Yanli Lu, Jianbing Yan, Claudia T. Guimarães, Suketoshi Taba, Zhuanfang Hao, Shibin Gao, Shaojiang Chen, Jiansheng Li, Shihuang Zhang4, Bindiganavile S. Vivek, Cosmos Magorokosho, Stephen Mugo, Dan Makumbi, Sidney N. Parentoni, Trushar Shah, Tingzhao Rong, Jonathan H. Crouch and Yunbi Xu

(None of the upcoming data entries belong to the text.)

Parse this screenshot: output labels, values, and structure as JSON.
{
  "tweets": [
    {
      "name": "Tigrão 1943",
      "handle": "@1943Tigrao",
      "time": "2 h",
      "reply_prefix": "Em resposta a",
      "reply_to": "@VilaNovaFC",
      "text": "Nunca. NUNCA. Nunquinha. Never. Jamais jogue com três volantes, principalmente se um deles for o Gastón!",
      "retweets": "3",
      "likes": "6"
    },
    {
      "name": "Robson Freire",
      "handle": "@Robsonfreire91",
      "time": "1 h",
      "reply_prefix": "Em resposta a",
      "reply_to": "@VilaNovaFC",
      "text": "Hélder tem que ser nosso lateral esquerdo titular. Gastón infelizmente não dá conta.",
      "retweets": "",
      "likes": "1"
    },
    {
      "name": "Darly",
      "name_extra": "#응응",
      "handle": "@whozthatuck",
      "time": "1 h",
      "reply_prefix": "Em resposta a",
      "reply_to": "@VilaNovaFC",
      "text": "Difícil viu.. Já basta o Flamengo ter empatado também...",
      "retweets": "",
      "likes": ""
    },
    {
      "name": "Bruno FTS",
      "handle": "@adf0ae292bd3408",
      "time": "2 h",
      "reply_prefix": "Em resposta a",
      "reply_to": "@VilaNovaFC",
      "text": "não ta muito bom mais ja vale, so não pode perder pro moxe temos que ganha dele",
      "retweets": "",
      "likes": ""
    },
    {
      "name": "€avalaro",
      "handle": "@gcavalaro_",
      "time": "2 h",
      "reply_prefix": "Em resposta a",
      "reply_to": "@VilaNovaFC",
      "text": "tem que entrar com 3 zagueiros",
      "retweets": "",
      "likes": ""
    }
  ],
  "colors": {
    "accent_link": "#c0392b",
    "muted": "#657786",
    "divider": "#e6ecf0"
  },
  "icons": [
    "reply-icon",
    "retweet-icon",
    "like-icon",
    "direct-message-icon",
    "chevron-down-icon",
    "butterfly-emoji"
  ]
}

Characterization of genetic diversity is of great value to assist breeders in parental line selection and breeding system design. We screened 770 maize inbred lines with 1,034 single nucleotide polymorphism (SNP) markers and identified 449 high-quality markers with no germplasm-specific biasing effects. Pairwise comparisons across three distinct sets of germplasm, CIMMYT (394), China (282), and Brazil (94), showed that the elite lines from these diverse breeding pools have been developed with only limited utilization of genetic diversity existing in the center of origin. Temperate and tropical/subtropical germplasm clearly clustered into two separate groups. The temperate germplasm could be further divided into six groups consistent with known heterotic patterns. The greatest genetic divergence was observed between temperate and tropical/subtropical lines, followed by the divergence between yellow and white kernel lines, whereas the least divergence was observed between dent and flint lines. Long-term selection for hybrid performance has contributed to significant allele differentiation between heterotic groups at 20% of the SNP loci. There appeared to be substantial levels of genetic variation between different breeding pools as revealed by missing and unique alleles. Two SNPs developed from the same candidate gene were associated with the divergence between two opposite Chinese heterotic groups. Associated allele frequency change at two SNPs and their allele missing in Brazilian germplasm indicated a linkage disequilibrium block of 142 kb. These results confirm the power of SNP markers for diversity analysis and provide a feasible approach to unique allele discovery and use in maize breeding programs.